What we don’t know

Despite a number of studies over many years having attempted to establish the prevalence and nature of socio-emotional, behavioural and mental health problems in deaf children, there is still a lack of consensus.  The major problem facing researchers and clinicians in assessing socio-emotional problems is the lack of appropriate measures that have been designed for or standardised on deaf children. Often some of the items in questionnaires are not relevant or appropriate, skewing the results and making interpreting and drawing conclusions from them difficult. The validity of test results may also be compromised when communication is not effective between the child and the tester, impacting on clinical decision-making as well as research findings.

Implications

Recognizing that a deaf child may be experiencing socio-emotional problems is the first step in addressing them. Comprehensive, appropriate assessment of socio-emotional problems is essential for understanding the specific issues and needs of each deaf child in order to tailor psychotherapeutic and educational interventions accordingly.

Posted on April 1, 2015 by
Lindsey Edwards
Clinical Psychologist
Great Ormond Street Hospital for Children
NHS Foundation Trust
London, United Kingdom
Lindsey.Edwards {at} gosh.nhs.uk

Further reading

Calderon, R. & Greenberg, M. (2011). Social and emotional development of deaf children: Family, school, and program effects. In M. Marschark & P. E. Spencer (Eds.), The Oxford handbook of deaf studies, language, and education, volume 1, 2nd edition, (pp. 188-199). New York, NY: Oxford University Press. view details

Brown, P.M. & Cornes, A. (2015) Mental health of deaf and hard-of-hearing adolescents: What the students say. Journal of Deaf Studies and Deaf Education, 20, 75-81. view details

Punch, R., & Hyde, M. (2011). Social participation of children and adolescents with cochlear implants: a qualitative analysis of parent, teacher, and child interviews. Journal of Deaf Studies and Deaf Education, 16, 474-493. view details

Batten, G., Oakes, P.M., & Alexander, T. (2014) Factors associated with social interactions between deaf children and their hearing peers: A systematic literature review.

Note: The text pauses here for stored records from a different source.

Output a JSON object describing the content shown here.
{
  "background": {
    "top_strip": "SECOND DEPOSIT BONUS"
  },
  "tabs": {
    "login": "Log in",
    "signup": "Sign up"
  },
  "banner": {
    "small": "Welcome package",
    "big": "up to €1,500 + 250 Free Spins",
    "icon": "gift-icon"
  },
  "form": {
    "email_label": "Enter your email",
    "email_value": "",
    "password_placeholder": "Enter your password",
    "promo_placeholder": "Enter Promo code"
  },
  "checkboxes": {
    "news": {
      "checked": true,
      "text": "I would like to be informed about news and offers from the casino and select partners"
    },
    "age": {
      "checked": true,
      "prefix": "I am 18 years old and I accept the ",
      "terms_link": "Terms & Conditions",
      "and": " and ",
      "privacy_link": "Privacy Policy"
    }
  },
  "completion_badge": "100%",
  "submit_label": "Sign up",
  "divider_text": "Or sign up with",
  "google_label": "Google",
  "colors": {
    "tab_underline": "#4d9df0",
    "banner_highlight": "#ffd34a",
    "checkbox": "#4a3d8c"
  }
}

Journal of Deaf Studies and Deaf Education, 19, 285-302. view details